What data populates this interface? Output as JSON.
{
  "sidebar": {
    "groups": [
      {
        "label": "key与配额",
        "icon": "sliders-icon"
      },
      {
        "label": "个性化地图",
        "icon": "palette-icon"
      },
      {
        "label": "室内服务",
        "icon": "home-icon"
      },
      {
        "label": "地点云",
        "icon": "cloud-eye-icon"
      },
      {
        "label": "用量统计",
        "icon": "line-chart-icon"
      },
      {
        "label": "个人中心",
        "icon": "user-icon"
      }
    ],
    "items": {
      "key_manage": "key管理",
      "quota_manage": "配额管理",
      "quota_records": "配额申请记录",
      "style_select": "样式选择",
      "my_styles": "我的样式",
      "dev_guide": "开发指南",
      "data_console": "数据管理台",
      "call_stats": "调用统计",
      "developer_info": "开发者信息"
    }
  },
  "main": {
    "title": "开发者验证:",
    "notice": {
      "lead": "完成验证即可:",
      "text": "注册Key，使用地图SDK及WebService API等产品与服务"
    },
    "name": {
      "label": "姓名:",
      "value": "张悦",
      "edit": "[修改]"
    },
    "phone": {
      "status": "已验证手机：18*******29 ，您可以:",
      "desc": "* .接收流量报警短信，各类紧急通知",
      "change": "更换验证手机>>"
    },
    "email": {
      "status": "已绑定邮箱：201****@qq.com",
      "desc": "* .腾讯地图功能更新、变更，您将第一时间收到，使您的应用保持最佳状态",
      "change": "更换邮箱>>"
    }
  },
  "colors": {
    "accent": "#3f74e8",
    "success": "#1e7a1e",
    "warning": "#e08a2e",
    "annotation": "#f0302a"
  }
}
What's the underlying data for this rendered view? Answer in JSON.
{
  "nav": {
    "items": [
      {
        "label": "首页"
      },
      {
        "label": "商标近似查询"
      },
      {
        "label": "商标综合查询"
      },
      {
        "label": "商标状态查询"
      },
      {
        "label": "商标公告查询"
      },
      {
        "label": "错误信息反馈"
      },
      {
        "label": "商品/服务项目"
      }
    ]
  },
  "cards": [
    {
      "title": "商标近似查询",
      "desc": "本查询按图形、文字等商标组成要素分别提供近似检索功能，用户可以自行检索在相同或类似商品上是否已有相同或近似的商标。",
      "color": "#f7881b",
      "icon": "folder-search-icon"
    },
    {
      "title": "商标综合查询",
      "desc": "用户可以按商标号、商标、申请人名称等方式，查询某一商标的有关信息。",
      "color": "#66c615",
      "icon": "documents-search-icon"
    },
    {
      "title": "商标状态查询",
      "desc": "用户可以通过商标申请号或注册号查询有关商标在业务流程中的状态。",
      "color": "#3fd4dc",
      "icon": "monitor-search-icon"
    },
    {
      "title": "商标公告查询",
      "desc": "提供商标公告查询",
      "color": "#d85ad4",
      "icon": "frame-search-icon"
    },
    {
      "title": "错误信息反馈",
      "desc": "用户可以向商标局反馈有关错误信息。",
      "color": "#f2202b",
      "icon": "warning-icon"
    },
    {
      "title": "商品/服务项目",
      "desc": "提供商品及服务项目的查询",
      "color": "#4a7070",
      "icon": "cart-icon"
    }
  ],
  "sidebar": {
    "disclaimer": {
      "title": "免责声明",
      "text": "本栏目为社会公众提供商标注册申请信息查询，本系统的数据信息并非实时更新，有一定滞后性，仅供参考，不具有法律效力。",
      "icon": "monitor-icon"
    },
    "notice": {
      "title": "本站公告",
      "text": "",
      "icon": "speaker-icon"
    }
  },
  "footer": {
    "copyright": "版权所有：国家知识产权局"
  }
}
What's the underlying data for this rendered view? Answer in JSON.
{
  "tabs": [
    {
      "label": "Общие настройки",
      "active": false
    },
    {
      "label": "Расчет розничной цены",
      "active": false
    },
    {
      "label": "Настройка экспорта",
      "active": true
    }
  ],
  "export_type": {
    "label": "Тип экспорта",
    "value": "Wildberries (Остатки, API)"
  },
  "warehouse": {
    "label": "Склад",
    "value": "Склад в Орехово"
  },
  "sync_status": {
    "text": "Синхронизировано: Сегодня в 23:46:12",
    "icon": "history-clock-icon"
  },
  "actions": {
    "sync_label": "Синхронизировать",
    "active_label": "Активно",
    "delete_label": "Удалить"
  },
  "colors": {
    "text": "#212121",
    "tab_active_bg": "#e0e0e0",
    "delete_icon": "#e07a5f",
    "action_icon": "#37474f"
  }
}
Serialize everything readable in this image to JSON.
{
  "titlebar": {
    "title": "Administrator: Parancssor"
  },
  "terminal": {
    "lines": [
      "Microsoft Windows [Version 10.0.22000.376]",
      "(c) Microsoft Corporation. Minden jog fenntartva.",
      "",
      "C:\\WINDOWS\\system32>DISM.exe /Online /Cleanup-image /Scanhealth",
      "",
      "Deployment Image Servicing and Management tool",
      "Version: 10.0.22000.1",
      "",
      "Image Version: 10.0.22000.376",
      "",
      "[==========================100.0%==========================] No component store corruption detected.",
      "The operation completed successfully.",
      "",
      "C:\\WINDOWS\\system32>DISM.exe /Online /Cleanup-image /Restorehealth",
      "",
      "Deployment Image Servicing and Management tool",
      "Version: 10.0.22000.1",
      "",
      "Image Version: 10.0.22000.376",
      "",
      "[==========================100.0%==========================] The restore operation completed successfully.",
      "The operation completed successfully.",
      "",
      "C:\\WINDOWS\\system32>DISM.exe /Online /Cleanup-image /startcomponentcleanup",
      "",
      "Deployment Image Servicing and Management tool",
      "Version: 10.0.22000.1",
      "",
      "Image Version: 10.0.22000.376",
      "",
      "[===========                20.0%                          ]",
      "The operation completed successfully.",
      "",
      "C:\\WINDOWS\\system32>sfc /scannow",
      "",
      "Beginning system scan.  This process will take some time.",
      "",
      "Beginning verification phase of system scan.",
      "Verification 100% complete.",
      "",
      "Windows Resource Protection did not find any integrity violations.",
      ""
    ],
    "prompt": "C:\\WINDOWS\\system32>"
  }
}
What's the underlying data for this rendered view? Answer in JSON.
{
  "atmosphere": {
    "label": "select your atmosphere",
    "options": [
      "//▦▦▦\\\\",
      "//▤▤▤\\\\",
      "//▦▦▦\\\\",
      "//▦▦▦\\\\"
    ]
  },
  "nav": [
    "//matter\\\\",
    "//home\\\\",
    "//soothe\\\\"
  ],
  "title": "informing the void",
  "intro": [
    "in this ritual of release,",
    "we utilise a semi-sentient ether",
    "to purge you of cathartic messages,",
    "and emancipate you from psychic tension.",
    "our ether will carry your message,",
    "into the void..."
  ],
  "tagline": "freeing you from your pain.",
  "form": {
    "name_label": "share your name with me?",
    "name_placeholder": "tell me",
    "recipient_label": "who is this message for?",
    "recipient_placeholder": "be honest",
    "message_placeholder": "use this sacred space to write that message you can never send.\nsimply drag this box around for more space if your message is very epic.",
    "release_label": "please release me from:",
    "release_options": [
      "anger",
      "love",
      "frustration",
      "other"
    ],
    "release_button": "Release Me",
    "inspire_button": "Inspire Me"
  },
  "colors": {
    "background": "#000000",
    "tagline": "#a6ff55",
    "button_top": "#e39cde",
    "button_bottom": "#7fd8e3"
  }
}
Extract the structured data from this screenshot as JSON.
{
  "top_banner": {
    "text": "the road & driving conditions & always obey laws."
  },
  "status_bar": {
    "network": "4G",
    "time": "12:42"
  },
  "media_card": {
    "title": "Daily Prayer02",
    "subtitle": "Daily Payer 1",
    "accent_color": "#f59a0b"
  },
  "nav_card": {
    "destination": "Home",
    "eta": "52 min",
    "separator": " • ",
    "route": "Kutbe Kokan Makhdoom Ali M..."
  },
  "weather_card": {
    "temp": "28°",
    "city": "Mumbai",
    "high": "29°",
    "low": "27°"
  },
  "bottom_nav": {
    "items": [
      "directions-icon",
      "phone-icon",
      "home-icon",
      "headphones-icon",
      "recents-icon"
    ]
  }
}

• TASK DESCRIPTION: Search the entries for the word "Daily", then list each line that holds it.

• ANSWER SPACE:
    "title": "Daily Prayer02",
    "subtitle": "Daily Payer 1",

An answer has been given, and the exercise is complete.